The authors of the review conclude that there is no evidence to support the routine use of DC to improve mortality and quality of life in brain-injured adults with high ICP. DC may improve survival and neurological outcomes in brain-injured pediatric patients with raised ICP for whom other medical treatments had failed. This one trial involved only a small number of patients and further studies are needed before applying DC as a routine treatment.
Two trials of DC are currently in progress, the results from which may allow further conclusions regarding the effectiveness of the procedure in adults. These will be incorporated into the review when they are completed.
There is no evidence from randomized controlled trials that supports the routine use of secondary decompressive craniectomy to reduce unfavorable outcomes in adults with severe TBI and refractory high ICP. In the study with a pediatric population, decompressive craniectomy reduced the risk of death and unfavorable outcomes. Despite the wide CI for death and the small sample size of this one identified study, the treatment may be justified in patients below the age of 18 years when maximal medical treatment has failed to control ICP. There are two ongoing randomized controlled trials of decompressive craniectomy (RescueICP and DECRA) that will allow further conclusions on the efficacy of this procedure in adults.
High intracranial pressure (ICP) is the most frequent cause of death and disability after a severe traumatic brain injury (TBI). High ICP is usually treated with general maneuvers (normothermia, sedation, etc.) and a set of first-line therapeutic measures (moderate hypocapnia, mannitol, etc.). When these measures fail to control high ICP, second-line therapies are initiated. Of these, barbiturates, hyperventilation, moderate hypothermia, or removal of a variable amount of skull bone (decompressive craniectomy) are used.
To assess the effects of secondary decompressive craniectomy on outcomes and quality of life for patients with severe TBI in whom conventional medical therapeutic measures have failed to control a raised ICP.
We searched the following electronic databases: Cochrane Injuries Group Specialised Register, CENTRAL (The Cochrane Library), MEDLINE, PubMed, EMBASE, ZETOC, CINAHL, and Controlled Trials metaRegister (www.controlled-trials.com/mrct/search). We searched the Internet using Google Scholar (http://scholar.google.com) and handsearched relevant conference proceedings. We also contacted experts in the field and authors of included studies. The searches were last conducted in May 2008.
Randomized or quasi-randomized studies assessing patients over the age of 12 months with severe TBI who underwent decompressive craniectomy to control ICP refractory to conventional medical treatments.
The electronic search and handsearching results were examined for reports of potentially relevant trials, which were then retrieved in full. The selection criteria were applied, data extraction performed, and studies assessed for methodological quality.
We found only one trial with 27 participants, conducted in a pediatric population.
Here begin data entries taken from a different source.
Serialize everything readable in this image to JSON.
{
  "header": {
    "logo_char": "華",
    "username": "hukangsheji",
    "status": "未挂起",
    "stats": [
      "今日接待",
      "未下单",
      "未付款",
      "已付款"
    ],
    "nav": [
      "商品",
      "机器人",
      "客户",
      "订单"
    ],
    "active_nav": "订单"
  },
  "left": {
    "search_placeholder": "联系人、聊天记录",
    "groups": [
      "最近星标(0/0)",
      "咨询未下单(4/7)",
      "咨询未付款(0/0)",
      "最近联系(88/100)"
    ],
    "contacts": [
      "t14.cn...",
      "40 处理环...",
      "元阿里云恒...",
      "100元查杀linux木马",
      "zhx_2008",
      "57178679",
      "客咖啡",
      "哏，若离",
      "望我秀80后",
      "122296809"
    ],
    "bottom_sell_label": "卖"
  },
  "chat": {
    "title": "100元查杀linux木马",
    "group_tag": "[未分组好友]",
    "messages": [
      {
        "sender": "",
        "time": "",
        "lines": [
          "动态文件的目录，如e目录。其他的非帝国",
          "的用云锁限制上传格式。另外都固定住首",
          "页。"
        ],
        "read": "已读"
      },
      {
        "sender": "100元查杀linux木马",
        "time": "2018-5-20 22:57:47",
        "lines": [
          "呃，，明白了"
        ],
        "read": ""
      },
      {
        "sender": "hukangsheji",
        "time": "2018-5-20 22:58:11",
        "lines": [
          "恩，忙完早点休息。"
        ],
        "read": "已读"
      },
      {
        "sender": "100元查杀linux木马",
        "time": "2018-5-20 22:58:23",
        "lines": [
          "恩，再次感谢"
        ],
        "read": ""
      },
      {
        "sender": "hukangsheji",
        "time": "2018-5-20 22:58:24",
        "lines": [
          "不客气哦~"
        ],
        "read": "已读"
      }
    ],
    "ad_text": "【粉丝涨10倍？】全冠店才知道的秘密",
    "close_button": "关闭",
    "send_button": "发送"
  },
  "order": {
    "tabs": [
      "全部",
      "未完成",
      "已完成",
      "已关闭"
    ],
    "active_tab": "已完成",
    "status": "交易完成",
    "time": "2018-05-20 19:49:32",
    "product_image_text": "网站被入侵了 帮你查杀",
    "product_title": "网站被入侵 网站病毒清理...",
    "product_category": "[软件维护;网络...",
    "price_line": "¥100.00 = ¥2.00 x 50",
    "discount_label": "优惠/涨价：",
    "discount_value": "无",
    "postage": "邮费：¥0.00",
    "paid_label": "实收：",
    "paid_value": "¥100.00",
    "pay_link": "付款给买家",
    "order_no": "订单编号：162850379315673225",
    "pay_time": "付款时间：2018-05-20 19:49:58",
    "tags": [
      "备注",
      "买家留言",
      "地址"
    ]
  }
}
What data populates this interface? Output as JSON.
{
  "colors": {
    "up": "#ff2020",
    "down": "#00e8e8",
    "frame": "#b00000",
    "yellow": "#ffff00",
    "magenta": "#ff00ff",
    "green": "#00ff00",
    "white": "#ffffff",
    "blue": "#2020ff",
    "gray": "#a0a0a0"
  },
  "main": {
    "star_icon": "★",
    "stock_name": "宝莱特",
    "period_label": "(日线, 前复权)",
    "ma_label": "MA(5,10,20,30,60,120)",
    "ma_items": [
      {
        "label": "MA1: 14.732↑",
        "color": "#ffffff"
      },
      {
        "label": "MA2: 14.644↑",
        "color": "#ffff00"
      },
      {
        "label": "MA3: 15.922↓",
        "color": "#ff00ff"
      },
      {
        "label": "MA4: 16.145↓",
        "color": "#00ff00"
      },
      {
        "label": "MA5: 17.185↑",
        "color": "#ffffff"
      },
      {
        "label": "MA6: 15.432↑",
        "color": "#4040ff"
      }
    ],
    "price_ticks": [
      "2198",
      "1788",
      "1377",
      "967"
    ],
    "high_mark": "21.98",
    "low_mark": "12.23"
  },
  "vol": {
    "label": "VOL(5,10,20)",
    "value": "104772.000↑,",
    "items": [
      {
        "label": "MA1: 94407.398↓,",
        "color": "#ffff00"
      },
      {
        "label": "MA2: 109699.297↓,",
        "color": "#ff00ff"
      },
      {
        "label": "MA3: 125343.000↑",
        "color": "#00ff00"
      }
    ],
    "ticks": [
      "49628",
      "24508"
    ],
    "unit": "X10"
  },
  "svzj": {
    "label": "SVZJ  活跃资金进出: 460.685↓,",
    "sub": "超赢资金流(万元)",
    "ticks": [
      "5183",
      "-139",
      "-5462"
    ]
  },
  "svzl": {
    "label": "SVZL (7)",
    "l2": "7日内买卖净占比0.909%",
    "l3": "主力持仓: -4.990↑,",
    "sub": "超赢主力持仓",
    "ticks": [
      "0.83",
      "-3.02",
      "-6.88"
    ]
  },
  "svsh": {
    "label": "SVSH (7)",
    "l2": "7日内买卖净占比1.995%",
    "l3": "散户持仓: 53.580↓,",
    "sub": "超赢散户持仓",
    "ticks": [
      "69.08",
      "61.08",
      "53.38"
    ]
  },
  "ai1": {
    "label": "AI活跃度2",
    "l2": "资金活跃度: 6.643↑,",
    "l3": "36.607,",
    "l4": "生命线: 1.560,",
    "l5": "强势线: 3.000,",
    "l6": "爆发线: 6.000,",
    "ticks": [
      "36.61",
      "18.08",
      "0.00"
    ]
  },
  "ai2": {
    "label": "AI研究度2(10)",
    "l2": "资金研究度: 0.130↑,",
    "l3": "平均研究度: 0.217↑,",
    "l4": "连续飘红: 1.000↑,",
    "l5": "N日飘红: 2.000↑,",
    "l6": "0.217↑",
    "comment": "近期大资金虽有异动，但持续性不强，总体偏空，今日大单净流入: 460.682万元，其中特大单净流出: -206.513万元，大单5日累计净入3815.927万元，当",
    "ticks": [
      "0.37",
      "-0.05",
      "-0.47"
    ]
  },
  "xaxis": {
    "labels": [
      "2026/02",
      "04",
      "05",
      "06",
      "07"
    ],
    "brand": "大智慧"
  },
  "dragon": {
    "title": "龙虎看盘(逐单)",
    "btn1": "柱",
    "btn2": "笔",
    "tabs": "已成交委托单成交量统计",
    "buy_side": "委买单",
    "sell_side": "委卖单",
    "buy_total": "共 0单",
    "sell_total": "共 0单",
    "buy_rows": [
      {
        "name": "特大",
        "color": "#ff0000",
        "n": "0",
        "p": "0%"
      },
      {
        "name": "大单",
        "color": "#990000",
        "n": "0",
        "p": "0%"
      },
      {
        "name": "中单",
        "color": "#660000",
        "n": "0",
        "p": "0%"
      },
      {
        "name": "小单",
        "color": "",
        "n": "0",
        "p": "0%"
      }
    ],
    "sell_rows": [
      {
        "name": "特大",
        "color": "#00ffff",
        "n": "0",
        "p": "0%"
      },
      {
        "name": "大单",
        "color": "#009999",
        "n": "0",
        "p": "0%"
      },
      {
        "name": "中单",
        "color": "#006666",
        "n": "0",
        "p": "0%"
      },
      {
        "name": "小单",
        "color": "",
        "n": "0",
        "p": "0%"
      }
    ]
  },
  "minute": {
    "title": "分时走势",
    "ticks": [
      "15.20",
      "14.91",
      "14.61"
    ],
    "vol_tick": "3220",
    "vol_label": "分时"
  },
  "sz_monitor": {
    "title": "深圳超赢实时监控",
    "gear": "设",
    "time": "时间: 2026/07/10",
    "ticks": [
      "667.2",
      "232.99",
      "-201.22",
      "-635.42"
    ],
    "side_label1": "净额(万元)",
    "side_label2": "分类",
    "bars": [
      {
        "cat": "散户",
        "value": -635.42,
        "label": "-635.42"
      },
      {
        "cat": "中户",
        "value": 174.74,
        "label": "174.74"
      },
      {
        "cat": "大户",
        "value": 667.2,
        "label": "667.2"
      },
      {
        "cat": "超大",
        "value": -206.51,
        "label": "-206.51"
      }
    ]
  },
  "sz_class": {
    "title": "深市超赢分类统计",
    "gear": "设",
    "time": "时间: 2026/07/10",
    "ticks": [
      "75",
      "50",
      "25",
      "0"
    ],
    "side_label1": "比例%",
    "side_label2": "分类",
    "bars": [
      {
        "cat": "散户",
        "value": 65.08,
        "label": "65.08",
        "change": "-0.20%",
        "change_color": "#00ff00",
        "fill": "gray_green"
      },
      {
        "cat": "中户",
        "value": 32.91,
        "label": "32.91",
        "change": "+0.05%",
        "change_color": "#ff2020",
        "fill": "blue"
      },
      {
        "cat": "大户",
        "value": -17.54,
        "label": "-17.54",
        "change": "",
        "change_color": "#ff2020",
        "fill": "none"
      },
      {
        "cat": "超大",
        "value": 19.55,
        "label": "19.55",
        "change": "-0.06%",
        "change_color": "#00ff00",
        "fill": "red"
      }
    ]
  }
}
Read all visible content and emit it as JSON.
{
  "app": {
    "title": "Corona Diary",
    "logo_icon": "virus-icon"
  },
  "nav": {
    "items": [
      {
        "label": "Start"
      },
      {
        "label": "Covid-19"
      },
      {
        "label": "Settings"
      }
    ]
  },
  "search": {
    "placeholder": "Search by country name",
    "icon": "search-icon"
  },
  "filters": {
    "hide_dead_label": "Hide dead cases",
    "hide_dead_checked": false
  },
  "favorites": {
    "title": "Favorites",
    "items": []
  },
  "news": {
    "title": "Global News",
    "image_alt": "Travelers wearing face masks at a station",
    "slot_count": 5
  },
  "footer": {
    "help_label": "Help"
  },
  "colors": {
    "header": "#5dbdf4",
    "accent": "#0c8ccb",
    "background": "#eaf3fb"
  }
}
Decompressive craniectomy was associated with a risk ratio (RR) for death of 0.54 (95% CI 0.17 to 1.72) and a RR of 0.54 (95% CI 0.29 to 1.01) for an unfavorable outcome (death, vegetative status, or severe disability 6 to 12 months after injury). To date, no results are available to confirm or refute the effectiveness of decompressive craniectomy in adults.